[Records for this task — start]

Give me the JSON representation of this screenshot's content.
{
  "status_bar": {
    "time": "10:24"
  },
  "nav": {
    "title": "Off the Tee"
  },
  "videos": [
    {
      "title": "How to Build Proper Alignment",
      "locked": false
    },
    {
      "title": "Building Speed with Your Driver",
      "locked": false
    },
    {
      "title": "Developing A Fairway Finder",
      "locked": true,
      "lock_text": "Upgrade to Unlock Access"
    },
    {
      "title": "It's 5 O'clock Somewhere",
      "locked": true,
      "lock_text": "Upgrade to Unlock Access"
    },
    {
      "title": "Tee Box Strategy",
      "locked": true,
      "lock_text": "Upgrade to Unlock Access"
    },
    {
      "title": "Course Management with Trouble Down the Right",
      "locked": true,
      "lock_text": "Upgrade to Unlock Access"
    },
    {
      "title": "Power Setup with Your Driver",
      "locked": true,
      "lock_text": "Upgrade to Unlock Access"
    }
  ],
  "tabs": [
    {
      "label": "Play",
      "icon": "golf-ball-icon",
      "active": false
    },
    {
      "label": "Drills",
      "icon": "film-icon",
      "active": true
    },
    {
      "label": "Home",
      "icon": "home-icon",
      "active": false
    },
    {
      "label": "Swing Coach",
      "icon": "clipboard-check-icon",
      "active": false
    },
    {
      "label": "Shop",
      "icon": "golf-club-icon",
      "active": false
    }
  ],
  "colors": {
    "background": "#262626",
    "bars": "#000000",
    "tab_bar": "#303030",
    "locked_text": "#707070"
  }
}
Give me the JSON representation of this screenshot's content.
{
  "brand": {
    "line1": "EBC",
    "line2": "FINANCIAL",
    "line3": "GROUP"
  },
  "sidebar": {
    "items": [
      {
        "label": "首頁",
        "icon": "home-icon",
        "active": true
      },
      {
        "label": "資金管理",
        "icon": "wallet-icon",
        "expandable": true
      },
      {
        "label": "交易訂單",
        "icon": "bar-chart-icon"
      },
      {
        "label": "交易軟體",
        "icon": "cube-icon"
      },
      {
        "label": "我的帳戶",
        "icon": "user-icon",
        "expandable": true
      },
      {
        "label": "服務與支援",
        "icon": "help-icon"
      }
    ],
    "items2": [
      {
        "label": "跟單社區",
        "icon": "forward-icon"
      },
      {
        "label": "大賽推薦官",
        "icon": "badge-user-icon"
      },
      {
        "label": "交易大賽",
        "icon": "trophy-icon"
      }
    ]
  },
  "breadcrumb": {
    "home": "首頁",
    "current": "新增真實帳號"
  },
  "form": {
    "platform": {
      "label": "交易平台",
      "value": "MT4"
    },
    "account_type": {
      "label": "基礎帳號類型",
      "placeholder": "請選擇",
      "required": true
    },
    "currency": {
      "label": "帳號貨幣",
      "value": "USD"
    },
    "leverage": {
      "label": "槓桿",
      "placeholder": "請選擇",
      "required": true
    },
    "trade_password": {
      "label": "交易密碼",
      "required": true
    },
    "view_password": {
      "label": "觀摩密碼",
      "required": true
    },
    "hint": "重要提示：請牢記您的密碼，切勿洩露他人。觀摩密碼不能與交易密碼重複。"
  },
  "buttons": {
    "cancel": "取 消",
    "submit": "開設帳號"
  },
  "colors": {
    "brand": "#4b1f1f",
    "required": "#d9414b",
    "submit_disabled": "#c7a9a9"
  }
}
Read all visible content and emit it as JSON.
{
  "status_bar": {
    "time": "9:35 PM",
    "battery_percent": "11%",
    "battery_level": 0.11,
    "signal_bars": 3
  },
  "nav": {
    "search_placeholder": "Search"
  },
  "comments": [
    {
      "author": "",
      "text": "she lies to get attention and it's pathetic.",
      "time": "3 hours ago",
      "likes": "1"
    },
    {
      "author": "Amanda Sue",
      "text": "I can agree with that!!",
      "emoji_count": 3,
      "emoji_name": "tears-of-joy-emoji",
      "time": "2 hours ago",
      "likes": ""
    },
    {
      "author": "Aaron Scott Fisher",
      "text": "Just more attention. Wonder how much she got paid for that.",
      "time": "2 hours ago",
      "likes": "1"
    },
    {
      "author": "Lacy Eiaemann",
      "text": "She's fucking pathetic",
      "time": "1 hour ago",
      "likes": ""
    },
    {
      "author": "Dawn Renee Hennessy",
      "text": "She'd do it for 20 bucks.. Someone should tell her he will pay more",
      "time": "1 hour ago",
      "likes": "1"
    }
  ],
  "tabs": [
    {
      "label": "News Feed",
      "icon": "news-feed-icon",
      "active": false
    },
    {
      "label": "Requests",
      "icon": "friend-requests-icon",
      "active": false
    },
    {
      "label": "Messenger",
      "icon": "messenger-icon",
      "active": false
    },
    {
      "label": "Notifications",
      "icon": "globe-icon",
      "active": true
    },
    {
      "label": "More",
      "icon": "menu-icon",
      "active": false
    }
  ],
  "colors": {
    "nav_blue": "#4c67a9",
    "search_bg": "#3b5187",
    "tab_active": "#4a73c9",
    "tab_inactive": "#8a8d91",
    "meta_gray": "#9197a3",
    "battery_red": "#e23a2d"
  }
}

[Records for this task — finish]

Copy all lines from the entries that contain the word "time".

_Response area_.
    "time": "10:24"
    "time": "9:35 PM",
      "time": "3 hours ago",
      "time": "2 hours ago",
      "time": "2 hours ago",
      "time": "1 hour ago",
      "time": "1 hour ago",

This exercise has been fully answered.